### TASK BRIEF
Scan the entries and copy each line where the word "label" is present.

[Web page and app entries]
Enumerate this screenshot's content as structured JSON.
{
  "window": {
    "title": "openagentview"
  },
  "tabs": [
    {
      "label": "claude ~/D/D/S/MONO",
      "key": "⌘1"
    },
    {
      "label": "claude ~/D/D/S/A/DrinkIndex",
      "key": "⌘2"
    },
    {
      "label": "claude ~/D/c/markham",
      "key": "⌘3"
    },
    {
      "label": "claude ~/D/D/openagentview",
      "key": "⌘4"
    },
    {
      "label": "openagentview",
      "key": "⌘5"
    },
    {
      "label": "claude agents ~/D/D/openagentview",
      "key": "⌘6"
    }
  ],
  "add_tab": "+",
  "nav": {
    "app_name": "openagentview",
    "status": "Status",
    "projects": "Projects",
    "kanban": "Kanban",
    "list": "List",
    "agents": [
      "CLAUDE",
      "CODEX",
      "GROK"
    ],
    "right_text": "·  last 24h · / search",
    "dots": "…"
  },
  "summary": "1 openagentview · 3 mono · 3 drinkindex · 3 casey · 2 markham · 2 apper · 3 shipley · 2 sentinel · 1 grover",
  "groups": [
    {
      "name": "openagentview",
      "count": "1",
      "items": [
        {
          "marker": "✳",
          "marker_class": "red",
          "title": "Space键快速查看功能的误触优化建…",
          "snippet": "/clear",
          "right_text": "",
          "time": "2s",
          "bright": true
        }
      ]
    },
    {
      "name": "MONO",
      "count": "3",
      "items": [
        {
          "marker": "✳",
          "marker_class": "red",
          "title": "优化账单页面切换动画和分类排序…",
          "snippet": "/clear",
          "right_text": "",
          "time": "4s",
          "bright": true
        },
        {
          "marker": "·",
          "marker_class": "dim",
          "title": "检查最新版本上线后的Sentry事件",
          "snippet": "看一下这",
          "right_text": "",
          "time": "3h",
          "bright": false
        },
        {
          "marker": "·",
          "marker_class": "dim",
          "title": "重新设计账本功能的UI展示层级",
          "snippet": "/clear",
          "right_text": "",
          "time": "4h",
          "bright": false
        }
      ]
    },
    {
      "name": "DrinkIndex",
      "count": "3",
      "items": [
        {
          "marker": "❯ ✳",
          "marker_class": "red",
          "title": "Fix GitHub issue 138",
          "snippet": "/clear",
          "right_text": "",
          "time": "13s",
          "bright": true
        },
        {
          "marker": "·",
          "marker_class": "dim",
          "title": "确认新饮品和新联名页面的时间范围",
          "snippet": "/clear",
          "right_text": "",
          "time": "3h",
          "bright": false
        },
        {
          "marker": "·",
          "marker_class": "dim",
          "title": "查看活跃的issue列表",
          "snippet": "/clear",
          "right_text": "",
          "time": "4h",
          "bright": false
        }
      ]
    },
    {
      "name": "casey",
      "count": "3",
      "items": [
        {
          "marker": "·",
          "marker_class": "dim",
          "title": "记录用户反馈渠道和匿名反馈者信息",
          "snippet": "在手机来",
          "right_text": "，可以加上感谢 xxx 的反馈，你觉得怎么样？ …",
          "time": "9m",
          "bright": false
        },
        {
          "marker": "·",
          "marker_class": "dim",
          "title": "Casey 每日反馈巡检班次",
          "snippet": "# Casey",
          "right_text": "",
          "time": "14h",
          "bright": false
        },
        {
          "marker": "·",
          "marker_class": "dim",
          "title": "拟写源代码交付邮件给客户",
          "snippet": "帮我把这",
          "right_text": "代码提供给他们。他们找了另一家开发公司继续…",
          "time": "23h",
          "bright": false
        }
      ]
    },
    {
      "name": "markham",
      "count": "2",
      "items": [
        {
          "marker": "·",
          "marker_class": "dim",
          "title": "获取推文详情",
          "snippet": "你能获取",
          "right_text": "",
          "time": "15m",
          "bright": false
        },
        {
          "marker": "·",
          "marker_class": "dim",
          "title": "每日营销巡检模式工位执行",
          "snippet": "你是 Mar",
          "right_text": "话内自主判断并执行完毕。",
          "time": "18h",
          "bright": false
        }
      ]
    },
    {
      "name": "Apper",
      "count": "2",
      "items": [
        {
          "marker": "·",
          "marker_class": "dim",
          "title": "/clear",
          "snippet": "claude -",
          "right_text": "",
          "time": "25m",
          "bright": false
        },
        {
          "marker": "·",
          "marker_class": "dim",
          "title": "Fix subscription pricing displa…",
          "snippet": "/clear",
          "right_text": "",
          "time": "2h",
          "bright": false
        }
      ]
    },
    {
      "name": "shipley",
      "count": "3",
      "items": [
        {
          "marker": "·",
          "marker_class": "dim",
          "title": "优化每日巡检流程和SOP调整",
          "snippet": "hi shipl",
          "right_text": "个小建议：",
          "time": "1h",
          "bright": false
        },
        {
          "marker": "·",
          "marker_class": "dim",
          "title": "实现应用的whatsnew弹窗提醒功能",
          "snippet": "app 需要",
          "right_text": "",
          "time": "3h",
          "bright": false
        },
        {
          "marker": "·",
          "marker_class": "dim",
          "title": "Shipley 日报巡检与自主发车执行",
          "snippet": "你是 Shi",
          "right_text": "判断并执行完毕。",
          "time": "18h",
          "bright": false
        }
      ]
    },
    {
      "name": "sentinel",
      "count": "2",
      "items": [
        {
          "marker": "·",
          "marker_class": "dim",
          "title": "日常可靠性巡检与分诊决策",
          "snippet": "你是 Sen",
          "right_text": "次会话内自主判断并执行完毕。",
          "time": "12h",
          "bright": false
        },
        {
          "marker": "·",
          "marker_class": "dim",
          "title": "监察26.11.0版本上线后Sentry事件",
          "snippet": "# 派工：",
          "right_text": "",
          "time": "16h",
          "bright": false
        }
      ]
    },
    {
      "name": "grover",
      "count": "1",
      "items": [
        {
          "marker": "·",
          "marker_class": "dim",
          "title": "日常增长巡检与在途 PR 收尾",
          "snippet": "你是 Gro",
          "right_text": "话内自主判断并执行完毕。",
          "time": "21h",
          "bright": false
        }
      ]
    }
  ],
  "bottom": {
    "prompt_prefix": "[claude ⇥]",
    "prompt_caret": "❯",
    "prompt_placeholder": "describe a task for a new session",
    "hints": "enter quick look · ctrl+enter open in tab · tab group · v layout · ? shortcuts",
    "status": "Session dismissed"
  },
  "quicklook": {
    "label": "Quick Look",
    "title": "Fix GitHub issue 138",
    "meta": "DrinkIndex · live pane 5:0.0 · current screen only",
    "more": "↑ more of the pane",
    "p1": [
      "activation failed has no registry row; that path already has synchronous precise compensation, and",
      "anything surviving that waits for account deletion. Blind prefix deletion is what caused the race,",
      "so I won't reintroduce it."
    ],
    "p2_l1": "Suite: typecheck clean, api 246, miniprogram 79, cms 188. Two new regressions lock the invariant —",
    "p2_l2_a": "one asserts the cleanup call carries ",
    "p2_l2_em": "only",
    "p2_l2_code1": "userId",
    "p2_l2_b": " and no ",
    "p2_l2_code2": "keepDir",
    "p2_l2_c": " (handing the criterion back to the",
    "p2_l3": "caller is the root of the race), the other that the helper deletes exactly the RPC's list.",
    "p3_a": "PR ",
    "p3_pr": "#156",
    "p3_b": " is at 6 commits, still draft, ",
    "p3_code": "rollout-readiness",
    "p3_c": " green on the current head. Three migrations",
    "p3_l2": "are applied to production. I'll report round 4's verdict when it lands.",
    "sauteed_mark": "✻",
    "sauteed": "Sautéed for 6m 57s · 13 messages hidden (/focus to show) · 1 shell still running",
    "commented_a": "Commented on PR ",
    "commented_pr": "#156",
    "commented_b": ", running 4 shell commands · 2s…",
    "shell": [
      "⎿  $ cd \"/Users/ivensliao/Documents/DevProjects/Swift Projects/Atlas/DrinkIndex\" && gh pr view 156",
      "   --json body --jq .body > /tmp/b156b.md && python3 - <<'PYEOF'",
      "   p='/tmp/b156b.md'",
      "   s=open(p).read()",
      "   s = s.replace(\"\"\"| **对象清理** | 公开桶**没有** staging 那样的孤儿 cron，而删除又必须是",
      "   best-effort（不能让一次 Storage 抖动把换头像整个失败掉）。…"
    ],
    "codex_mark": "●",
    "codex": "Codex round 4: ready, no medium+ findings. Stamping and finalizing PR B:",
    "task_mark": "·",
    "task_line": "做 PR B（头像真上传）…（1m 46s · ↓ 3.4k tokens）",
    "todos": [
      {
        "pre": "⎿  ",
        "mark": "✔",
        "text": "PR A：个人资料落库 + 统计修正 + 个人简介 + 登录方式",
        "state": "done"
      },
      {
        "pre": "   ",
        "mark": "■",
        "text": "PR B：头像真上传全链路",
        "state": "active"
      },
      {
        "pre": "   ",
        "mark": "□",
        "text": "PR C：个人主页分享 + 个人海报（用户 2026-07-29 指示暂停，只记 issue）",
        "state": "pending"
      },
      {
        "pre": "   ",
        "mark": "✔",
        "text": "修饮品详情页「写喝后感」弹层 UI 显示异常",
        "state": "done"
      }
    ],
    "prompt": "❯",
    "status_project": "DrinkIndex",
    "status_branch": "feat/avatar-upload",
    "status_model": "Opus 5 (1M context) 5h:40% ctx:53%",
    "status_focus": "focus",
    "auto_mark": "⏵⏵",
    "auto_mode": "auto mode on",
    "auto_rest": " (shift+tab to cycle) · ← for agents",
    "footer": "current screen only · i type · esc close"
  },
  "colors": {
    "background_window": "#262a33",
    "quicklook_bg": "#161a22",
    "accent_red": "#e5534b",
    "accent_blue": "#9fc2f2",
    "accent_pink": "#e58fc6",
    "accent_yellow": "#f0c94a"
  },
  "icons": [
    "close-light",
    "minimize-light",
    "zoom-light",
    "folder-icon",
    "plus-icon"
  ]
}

### OUTPUT
      "label": "claude ~/D/D/S/MONO",
      "label": "claude ~/D/D/S/A/DrinkIndex",
      "label": "claude ~/D/c/markham",
      "label": "claude ~/D/D/openagentview",
      "label": "openagentview",
      "label": "claude agents ~/D/D/openagentview",
    "label": "Quick Look",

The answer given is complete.